So after closing on Sunday, we had our final meeting. I thanked him for all the stuff I learned and the opportunity. I went through a laundry list of all my accomplishments at Ostia, as well as a detailed list of thirty-five different press accolades, both in internet and print, topped off by NYT of course. I asked him to honor or original deal in severance, and he dance. He said he owed me nothing, and that the education he gave me was payment. I told him to be a man and tell the truth. After all, I had witnesses in the meeting when he agreed to those terms, ten percent of the business after six months. He told me I would never receive that money and that I could take him to court over his dead body. I couldn’t tell at that time, but I  got off cheap with this crook. I told him that he would lose both businesses before long. He said, “Is that a threat?” I replied, “No, just the facts.” He replied, “I sleep well at night.” I believe he does, as those without conscience sleep like babies.
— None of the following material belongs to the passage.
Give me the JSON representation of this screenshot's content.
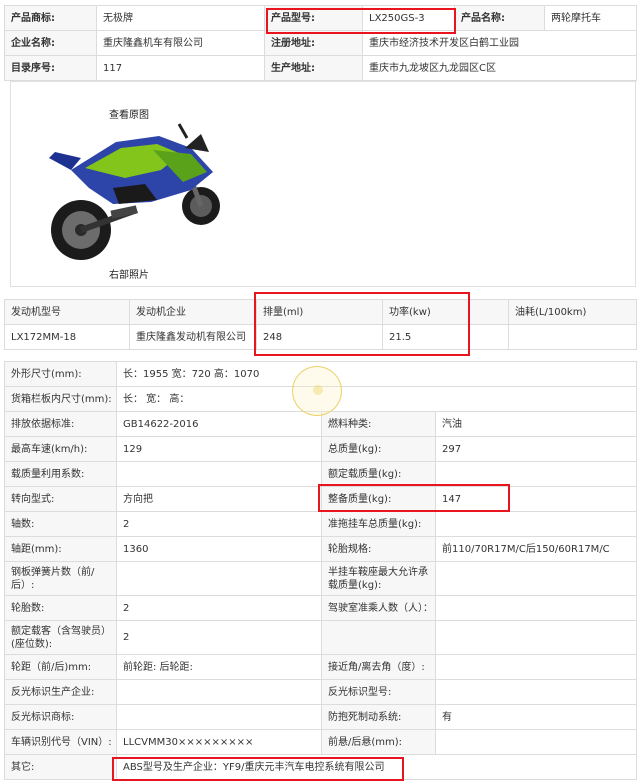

I informed my partners the next morning, and focused my energy on 345 East 12th Street, the future sight of Pata Negra. I lost a friend, my baby (OSTIA), gained invaluable experience, and was left flat broke, but somehow felt a calmness over me that everything was gonna be alright.